» **GIVEN RECORDS**
# # # #

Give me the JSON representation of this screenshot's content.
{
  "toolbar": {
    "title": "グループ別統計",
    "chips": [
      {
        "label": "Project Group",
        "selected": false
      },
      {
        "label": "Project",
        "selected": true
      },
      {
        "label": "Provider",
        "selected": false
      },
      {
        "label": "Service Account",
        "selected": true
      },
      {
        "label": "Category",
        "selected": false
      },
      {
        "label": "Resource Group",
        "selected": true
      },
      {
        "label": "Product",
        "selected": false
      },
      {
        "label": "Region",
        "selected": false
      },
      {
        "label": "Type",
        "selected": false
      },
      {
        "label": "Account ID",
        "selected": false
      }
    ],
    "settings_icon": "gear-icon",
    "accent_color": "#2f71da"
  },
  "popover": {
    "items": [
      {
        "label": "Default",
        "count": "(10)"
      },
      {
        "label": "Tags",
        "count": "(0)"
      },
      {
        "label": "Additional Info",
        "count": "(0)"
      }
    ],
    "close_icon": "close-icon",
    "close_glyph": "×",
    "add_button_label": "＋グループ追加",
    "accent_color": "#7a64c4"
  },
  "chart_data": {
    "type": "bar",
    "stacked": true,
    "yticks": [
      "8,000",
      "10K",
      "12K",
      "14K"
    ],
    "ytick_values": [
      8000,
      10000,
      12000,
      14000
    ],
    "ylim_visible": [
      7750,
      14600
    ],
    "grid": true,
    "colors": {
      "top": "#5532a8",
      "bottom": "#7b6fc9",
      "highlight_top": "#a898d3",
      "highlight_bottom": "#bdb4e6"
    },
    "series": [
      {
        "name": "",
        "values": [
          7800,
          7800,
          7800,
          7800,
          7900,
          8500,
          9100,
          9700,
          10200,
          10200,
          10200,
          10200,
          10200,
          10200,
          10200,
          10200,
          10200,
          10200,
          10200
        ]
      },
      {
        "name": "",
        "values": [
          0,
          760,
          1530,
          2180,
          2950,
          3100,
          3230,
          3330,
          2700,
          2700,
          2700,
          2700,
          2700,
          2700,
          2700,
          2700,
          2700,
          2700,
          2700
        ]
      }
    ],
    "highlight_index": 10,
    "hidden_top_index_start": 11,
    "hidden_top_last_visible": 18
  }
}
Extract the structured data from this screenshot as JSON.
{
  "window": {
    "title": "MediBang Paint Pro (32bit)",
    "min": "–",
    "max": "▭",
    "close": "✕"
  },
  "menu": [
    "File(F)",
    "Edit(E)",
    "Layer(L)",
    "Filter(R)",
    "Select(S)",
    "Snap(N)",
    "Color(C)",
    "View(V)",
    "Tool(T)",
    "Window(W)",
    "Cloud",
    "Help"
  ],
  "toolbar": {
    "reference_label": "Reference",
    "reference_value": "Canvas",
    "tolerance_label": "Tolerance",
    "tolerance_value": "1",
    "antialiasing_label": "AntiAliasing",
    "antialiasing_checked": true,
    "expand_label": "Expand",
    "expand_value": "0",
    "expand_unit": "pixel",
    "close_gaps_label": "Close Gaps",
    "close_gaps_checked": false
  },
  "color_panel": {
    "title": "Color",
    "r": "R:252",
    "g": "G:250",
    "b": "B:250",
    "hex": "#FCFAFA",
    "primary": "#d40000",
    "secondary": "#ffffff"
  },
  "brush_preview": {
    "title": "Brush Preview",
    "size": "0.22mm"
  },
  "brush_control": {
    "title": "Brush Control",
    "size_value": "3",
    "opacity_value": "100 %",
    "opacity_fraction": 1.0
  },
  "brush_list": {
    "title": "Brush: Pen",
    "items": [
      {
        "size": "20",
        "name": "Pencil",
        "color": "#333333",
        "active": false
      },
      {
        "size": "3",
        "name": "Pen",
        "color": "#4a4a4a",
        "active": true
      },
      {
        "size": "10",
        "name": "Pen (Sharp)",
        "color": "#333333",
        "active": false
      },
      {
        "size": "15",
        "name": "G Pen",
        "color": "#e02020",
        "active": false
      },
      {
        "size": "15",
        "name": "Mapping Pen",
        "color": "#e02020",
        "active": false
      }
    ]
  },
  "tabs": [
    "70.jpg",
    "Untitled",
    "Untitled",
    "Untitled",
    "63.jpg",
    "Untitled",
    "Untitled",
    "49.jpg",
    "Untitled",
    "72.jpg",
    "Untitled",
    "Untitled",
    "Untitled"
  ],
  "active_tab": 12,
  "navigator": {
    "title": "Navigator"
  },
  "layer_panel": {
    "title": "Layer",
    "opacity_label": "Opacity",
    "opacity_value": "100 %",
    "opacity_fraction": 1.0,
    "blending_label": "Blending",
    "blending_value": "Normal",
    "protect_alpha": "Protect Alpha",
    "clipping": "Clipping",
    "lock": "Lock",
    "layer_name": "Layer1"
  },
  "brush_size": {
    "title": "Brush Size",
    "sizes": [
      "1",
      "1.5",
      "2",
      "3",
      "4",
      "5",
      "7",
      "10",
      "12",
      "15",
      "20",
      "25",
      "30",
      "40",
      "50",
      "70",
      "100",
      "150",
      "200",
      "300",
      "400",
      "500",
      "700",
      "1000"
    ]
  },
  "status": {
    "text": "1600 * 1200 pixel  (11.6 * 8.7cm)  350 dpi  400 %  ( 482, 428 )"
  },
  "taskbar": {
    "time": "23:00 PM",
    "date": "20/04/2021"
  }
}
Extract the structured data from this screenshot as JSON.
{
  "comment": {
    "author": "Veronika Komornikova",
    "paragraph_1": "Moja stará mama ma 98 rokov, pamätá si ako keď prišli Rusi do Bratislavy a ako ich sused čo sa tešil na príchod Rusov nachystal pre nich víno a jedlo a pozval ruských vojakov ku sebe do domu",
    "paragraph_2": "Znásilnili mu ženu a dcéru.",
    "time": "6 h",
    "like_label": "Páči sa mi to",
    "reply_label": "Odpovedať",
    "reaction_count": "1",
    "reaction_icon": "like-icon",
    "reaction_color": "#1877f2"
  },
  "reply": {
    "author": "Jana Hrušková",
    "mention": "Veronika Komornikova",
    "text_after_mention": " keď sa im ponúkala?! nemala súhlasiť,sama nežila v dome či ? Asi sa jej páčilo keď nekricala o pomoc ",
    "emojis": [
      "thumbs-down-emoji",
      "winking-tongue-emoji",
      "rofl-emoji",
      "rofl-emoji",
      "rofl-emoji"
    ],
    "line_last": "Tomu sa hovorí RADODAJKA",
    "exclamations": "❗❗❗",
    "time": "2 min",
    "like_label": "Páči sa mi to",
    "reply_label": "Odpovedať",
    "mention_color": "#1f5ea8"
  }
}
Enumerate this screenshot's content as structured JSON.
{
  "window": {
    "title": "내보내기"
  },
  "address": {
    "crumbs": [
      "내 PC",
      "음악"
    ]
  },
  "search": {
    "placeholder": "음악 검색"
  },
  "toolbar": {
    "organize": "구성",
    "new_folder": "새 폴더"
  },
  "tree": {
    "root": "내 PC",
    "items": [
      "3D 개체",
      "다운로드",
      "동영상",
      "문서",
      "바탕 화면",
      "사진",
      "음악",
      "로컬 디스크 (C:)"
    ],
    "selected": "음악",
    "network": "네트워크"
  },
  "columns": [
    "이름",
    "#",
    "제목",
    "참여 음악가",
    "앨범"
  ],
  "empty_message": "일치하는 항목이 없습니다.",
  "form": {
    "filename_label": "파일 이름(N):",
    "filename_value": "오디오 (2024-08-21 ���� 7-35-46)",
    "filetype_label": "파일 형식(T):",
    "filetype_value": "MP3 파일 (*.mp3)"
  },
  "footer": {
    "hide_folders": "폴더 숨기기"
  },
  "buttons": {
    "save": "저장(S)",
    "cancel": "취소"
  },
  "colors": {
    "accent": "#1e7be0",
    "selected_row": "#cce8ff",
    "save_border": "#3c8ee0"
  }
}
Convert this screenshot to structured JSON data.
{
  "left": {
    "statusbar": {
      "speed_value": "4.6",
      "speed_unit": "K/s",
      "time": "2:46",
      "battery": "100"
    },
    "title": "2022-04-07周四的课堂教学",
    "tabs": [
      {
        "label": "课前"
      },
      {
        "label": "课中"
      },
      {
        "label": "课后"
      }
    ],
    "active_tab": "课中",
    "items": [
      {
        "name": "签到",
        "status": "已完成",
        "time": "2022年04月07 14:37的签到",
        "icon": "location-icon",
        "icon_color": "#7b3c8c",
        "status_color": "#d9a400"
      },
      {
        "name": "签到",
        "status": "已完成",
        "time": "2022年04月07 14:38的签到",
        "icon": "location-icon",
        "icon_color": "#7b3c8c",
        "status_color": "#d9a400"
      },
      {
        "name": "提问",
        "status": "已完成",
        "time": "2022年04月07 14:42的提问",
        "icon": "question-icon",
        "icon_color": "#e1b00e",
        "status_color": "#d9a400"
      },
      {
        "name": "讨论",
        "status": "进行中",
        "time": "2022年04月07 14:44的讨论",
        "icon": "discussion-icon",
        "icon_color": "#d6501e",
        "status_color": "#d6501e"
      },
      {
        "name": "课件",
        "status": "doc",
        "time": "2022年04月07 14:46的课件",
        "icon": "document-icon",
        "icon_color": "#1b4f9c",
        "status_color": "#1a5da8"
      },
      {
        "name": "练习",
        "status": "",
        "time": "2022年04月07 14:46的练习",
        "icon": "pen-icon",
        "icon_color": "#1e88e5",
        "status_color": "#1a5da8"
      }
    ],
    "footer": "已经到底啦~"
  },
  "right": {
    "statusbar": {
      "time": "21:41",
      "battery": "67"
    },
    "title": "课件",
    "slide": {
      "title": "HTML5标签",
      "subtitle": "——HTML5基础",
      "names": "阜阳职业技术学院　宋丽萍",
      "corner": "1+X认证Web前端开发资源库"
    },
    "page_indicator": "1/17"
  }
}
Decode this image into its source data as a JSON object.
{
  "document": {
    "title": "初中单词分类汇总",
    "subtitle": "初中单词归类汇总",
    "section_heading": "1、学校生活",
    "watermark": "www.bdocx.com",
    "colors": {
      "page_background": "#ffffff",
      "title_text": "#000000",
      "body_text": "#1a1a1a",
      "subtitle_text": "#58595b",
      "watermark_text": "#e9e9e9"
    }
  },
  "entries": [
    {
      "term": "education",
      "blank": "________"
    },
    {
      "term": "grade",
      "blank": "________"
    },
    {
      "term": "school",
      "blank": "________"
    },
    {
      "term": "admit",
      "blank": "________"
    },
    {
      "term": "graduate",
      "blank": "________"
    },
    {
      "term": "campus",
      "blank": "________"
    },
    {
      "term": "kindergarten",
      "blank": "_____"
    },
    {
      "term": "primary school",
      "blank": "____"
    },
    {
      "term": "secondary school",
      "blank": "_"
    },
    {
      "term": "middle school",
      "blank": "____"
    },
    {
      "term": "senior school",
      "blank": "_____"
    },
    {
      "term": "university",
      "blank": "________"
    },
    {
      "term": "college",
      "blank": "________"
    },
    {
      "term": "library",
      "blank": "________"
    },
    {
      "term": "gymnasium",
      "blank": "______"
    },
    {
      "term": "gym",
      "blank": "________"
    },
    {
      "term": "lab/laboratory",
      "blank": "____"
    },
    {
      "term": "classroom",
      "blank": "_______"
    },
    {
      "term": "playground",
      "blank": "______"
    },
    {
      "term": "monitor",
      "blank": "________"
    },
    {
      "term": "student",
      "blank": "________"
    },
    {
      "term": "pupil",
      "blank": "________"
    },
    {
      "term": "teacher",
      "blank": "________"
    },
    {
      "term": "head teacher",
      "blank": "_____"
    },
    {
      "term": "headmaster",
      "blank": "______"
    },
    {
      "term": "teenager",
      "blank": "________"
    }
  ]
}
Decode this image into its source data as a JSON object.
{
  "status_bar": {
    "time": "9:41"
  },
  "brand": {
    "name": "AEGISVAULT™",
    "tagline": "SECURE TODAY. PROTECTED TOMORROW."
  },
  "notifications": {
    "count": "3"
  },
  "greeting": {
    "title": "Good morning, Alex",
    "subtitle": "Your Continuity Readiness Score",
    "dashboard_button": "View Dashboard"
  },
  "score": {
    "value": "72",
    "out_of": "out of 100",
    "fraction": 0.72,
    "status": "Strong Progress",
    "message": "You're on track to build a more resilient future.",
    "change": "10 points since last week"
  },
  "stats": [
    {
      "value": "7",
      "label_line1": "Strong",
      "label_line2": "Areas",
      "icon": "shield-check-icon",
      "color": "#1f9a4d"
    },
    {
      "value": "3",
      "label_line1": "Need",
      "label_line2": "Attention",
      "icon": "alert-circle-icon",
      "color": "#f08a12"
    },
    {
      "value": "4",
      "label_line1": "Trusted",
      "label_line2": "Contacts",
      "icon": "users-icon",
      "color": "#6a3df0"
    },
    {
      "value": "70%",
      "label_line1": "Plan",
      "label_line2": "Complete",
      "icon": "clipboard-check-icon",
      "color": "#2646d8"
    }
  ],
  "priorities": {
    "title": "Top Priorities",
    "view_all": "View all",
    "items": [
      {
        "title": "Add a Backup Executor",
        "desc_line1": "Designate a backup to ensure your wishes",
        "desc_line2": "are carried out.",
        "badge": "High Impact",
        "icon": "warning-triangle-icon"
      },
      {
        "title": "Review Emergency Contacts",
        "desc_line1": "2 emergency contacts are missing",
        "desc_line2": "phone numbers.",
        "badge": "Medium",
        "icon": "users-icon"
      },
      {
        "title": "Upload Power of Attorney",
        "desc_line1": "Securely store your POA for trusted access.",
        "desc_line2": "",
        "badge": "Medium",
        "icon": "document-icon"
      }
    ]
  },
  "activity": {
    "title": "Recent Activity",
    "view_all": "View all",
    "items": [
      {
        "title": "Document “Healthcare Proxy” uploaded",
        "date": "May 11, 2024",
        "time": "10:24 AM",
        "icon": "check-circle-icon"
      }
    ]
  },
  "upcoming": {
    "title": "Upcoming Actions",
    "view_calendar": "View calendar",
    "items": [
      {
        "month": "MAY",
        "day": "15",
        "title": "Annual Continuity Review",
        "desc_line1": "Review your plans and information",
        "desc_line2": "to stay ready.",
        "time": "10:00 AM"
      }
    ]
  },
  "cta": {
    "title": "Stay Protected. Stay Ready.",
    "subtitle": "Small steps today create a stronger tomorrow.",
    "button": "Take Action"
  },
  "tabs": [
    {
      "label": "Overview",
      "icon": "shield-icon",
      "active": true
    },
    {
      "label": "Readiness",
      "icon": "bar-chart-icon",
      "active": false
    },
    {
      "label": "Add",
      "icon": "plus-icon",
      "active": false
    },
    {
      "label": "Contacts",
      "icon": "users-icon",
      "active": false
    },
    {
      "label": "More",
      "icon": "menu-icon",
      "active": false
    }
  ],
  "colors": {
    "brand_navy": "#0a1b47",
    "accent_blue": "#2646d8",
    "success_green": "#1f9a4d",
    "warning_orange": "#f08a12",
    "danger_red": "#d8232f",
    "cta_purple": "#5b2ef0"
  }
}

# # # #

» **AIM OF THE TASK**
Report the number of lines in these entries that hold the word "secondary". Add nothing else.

» **OUTPUT OF THE TASK**
2